Across central and southern portions of the region, moderate to heavy precipitation (0.5 to more than 1 inch) fell from Nevada east-southeastward into Colorado and northeastern New Mexico. This week’s precipitation—on top of last week’s rain and snow—as well as input from local experts led to widespread reduction of the southern High Plains’ Abnormal Dryness (D0). Across northern New Mexico and southern Colorado, precipitation over the past two weeks has totaled an impressive 1 to 5 inches (liquid equivalent), pushing mountain Snow Water Equivalents (SWE) toward record levels (80-100th percentile) and begetting notable reductions in drought intensity and coverage. Similar SWE were reported across Utah and Nevada, with corresponding decreases to the lingering D0 and Moderate Drought (D1). Note the drought over much of the Four Corners is almost exclusively now long-term (L), with deficits most pronounced at 24 months (50-80 percent of normal) and beyond.
Farther north, a drought-free California contrasted with increasingly dry conditions across the Northwest and northern Rockies. Changes to the Northwestern drought depiction were minor and confined to small increases of D0 and D1 in northern and western Washington. However, local experts are becoming concerned as water-year precipitation (70-80 percent of-normal) has been subpar in the central and northern Cascade Range and environs, exacerbated by acute short-term dryness (60-day precipitation totaling 30 to 50 percent of normal in Washington, slightly more in northwestern Oregon). Furthermore, snowpacks remained much lower than those seen farther south, with SWE in the 10th to 30th percentile over much of Washington, northern Idaho, and western Montana.
Alaska, Hawaii, and Puerto Rico
Drought conditions were unchanged in Alaska.
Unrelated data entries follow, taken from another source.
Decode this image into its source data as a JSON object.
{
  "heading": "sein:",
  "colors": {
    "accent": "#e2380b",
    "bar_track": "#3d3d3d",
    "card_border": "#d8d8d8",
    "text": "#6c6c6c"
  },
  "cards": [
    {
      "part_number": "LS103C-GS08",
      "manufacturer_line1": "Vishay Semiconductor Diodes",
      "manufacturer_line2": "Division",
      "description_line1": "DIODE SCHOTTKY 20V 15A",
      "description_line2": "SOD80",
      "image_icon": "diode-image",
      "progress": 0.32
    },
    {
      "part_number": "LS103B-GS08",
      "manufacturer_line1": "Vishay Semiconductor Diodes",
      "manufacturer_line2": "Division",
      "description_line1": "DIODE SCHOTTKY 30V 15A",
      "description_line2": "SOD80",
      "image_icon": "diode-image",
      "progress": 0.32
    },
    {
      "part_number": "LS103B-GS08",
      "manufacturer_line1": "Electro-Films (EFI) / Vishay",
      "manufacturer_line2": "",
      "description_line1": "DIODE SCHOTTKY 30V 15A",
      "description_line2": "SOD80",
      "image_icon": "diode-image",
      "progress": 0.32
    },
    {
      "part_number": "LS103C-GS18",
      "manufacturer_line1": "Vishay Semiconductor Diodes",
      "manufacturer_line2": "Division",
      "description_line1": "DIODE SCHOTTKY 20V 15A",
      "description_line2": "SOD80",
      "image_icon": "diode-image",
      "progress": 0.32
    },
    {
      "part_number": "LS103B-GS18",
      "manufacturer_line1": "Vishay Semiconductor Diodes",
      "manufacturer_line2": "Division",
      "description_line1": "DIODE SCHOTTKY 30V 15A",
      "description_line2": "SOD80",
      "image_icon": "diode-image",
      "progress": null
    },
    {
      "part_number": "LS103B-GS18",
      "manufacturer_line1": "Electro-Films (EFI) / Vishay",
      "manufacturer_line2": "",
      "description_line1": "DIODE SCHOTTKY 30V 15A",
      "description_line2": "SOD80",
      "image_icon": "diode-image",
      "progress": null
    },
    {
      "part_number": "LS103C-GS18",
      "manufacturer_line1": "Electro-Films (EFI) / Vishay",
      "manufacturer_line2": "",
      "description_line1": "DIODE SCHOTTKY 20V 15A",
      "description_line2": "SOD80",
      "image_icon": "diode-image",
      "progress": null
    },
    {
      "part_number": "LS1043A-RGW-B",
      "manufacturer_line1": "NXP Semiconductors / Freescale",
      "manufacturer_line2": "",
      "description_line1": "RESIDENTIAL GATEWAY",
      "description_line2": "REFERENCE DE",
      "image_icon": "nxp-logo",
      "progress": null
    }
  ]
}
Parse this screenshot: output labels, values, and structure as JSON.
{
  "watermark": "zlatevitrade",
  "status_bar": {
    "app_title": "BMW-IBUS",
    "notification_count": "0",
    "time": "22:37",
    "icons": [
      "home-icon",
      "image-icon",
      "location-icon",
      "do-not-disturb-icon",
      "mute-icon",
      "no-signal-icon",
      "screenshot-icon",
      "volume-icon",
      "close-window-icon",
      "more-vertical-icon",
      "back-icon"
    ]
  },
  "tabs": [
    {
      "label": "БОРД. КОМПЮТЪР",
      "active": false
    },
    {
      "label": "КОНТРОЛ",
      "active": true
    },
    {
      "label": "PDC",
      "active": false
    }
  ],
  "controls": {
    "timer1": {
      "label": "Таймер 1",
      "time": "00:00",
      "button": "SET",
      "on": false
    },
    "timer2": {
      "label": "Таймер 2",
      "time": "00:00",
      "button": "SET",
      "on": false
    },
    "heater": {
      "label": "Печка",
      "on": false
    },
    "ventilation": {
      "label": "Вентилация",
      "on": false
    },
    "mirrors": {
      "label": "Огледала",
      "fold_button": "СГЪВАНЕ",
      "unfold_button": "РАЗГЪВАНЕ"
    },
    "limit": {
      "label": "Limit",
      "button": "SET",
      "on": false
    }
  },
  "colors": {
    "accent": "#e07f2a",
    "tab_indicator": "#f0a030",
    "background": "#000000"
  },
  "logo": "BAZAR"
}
While snowpacks remained unfavorably low on the Kenai Peninsula (Snow Water Equivalents (SWE) at or below the 25th percentile), this has been largely due to warmth; water-year precipitation has been near to above normal in these same locales. In southeastern Alaska, acute short-term dryness is raising the specter of intensifying drought, with 60-day precipitation averaging 50 percent of normal or less in the state’s Severe Drought (D2) areas. In Hawaii, acute dryness in March following a wet February led to widespread expansion of D0. In particular, 30-day rainfall deficits of 2 to 5 inches (2-33 percent of normal) are common across the islands from Kauai to Hawaii. Conversely, showers increased on Puerto Rico, though rain was not yet sufficient to cut into the Abnormal Dryness (D0) and Moderate Drought (D1).
An unsettled weather pattern will continue over much of the nation. A pair of Pacific storms are expected to bring much-needed rain and mountain snow to the Northwest and northern Rockies. As the lead system marches east, it will produce rain and snow from the central Plains into the Midwest, though the Upper Midwest will remain dry. Increasingly stormy weather is also in the offing for the East Coast States, with the greatest chances for heavy rain noted along Florida’s eastern coast and from the Carolinas into the Mid-Atlantic region. Mostly dry weather is expected from the lower Four Corners into central Texas, while showers may return to southern Texas. The NWS 6- to 10-day outlook for April 2–6 calls for near- to above-normal precipitation across most of nation, save for pockets of dryness in the Southwest and central Gulf Coast region; drier-than-normal conditions are also expected over Alaska. Colder-than-normal weather over northern portions of the Plains and Upper Midwest will contrast with above-normal temperatures in northern- and southern-most portions of the Atlantic Coast States and from the Four Corners into the Northwest and Alaska.